It is not yet known who Ben-Gvir will bring to the joint slate. The main difficulty – for him as well as for Smotrich – will be to bring in people from other factions who are not currently represented in his party, in order to attract new voters.
“We don’t want the party to look like the small community synagogue in Kiryat Moshe,” said a senior member of one of the two parties. In any case, a decision regarding running together will only be made close to the primary, or after it takes place.

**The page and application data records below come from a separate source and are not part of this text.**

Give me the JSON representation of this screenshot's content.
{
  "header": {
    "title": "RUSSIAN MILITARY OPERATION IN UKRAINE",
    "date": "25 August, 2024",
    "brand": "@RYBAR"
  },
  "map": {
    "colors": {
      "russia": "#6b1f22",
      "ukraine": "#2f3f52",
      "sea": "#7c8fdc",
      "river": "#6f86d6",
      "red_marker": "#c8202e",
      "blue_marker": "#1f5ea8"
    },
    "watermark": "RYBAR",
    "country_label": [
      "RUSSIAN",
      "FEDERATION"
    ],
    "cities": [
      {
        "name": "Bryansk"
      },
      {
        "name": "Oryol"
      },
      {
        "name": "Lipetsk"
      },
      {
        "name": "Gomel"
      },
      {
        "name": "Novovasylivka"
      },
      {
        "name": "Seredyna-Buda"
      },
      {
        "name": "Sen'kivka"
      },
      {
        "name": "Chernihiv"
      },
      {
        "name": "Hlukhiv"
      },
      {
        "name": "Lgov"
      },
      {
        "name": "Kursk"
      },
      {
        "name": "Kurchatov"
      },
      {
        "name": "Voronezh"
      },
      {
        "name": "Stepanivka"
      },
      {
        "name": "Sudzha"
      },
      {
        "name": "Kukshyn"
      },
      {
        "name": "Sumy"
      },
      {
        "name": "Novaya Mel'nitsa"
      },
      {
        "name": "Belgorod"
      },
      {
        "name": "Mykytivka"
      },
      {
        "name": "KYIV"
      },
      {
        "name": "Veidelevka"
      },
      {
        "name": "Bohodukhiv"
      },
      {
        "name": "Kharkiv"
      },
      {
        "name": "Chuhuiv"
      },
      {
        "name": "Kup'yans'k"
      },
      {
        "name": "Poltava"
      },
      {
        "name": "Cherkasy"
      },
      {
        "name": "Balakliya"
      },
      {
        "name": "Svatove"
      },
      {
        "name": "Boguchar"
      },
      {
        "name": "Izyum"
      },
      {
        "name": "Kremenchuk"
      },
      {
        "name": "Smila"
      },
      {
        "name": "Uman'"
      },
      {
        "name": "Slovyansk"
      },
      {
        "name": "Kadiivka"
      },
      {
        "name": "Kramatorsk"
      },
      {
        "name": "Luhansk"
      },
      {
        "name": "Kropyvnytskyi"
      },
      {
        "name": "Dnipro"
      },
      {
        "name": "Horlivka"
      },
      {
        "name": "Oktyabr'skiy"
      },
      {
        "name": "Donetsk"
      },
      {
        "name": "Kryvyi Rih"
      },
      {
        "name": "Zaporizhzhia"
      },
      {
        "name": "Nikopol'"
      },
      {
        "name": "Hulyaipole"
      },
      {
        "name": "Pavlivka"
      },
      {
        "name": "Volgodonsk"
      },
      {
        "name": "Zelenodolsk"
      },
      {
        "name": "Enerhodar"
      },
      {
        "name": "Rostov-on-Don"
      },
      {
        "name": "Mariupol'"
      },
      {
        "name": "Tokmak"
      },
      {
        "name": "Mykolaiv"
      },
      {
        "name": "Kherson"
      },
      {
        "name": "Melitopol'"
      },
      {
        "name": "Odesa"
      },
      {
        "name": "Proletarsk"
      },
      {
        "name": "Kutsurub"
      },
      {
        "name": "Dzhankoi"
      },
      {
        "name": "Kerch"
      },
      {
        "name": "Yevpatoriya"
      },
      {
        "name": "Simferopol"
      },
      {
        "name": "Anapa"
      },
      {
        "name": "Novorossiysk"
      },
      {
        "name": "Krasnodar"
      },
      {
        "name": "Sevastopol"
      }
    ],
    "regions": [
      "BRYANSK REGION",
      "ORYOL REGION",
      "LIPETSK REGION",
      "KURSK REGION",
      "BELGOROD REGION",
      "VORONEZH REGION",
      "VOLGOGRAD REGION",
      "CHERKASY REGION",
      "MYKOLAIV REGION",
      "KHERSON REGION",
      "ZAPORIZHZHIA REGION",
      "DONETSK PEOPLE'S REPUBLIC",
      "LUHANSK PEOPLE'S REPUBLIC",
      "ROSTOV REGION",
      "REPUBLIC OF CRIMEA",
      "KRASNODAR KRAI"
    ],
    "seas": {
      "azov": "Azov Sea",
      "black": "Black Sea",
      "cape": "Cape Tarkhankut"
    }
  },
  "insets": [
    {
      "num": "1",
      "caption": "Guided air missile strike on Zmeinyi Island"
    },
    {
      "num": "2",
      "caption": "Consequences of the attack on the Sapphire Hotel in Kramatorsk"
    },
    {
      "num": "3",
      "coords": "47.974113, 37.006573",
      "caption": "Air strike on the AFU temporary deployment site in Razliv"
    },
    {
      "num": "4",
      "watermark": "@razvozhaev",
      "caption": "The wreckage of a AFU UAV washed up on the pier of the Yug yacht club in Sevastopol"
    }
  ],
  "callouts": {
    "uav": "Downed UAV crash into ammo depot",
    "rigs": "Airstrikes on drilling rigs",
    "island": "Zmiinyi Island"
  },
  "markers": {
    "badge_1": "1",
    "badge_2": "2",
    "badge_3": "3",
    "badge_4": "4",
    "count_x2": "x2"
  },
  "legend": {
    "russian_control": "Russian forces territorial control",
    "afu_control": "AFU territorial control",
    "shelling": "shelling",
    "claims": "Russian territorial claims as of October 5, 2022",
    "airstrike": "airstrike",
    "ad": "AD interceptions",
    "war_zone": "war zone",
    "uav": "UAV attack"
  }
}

The two parties won’t risk running on their own, with the chance of not crossing the electoral threshold. In the last election, Likud leader Benjamin Netanyahu pressured Smotrich into adding Ben-Gvir to his slate. There has been no intervention by Netanyahu this time, but Religious Zionism members anticipate that once the Likud primaries are over, Netanyahu will focus his efforts on the right-wing parties.